Millions of users around the globe have trusted WhatsApp with their sensitive data believing that the app couldn’t be hacked. However, they were wrong.
The Event That Shocked the World
If you haven’t already heard, the Financial Times discovered that NSO Group, an Israeli spy firm, made an app they used to infect the phones of WhatsApp users with malware. The biggest problem is that they managed to do this with a single call, which the users didn’t even have to answer.
To help you protect yourself, we will look into ways to find out if you’ve been hacked, explain how to solve the problem, and offer tips on how to possibly prevent such occurrences in the future.
How to Know If You Got Hacked
The problem with this latest hack is that you can’t know for certain if you’ve been hacked at all. The call that’s lead you to read this article probably isn’t even in your call log.
There are, however, a few things you should do immediately if you think your phone got hacked. First, check if your battery life has dropped significantly. If so, this may be a sign.
Another thing that’s harder to fake is your data usage statistic. See if the amount of internet data used up by your phone has increased for seemingly no reason. If so, there’s a chance you got hacked.
As you probably already know, your phone’s temperature increases if it’s under increased pressure. However, if you’re not using any large, resource-heavy apps, at least at the moment, and your phone heats up regardless, you should consider spyware the possible suspect.
How to Solve This Problem
WhatsApp did release an update after the attack, but there’s not much else average phone users can do about it. This is the only known method of dealing with this particular attack. By the looks of it, though, it will be enough to help you get over it.
It’s also a good idea to quickly disable WhatsApp Web. There’s an option labeled “Log out of all computers” that you should use. It also has a list of the devices your account was last used from, so you can see if there are any you don’t recognize. As you can guess, that would be a surefire sign of an unauthorized use of your account.
App lockers are an additional consideration, helping you lock any app on your smartphone.
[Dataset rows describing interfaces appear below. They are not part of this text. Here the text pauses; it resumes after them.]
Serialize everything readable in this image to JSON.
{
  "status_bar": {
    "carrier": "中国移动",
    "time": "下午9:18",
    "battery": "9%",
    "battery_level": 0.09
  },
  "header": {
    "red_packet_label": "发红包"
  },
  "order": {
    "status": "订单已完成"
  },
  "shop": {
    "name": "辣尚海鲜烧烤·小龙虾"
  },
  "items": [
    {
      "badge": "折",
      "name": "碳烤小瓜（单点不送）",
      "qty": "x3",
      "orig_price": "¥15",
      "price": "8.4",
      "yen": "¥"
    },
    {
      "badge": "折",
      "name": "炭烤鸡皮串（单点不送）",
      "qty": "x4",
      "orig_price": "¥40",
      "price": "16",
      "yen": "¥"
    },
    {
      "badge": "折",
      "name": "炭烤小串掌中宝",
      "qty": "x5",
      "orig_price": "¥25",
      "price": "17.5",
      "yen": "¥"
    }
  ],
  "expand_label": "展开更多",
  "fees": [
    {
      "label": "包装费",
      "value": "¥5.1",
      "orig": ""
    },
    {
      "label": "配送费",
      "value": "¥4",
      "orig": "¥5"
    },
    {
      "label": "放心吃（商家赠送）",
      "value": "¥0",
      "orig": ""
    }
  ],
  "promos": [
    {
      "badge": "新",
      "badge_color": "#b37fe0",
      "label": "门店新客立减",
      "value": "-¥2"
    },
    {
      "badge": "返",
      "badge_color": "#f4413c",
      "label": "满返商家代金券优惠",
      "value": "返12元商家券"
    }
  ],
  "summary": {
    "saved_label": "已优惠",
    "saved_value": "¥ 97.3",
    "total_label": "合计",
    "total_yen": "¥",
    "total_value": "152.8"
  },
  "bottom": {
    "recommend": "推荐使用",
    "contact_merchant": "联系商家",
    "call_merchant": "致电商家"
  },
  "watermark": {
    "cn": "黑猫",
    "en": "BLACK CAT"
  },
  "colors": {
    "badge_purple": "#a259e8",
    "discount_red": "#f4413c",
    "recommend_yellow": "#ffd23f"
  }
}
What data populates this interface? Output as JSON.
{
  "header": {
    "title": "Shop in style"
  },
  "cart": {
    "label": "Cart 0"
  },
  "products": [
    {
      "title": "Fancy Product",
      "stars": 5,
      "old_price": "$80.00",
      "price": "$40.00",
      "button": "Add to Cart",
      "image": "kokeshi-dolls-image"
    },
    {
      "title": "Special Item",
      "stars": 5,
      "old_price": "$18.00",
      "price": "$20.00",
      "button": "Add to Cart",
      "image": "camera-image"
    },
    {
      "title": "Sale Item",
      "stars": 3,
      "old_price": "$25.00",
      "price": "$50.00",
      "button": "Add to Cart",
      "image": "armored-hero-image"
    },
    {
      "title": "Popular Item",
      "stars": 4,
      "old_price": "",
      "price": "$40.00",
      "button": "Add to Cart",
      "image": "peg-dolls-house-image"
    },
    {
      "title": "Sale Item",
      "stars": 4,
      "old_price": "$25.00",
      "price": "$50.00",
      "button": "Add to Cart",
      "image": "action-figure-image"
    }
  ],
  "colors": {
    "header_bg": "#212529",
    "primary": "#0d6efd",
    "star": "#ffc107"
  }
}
This way, hackers will have to unlock your phone before further attacking it. There are also lockers specifically intended for WhatsApp.
Last, but not least, try enabling two-step verification in the Account settings for an additional layer of protection.
Things to Know for the Future
Unlike this one, many hacker attacks can be prevented. In most cases, we unknowingly give hackers access to our devices when we open an infected message or some other piece of content sent from a suspicious source. As such, if you ever receive a message from an unknown number or a suspicious link, be sure to avoid opening it. The same goes for app installations. You should block all installations from unknown sources. The Play Store has an option that allows you to do this.
Public and unsecured networks are another thing you should be mindful of. Networks in public places are often open and should therefore be avoided as that will decrease the risk of getting hacked.
If all fails, it’s best to lock WhatsApp on your phone with an app locker or just deactivate your WhatsApp account.
Let Others Know
If you find out you’ve been hacked before someone asks you about strange activity from your account, be sure to tell them and post it on as many social networks as you possibly can. Also, don’t forget to report the issue to WhatsApp, as they will most likely help you take further action.
When all is said and done, you probably shouldn’t worry too much. In all likelihood, you aren’t the main target of these attacks, at least if you’re not giving away too much information on social media. Try to share less and just focus on the social aspect of these apps. Also, don’t forget to take preventive action, such as locking WhatsApp, just for the sake of security.
Has your WhatsApp account ever been hacked? What did you do and which steps would you recommend others take? Share your tips and experiences in the comments below.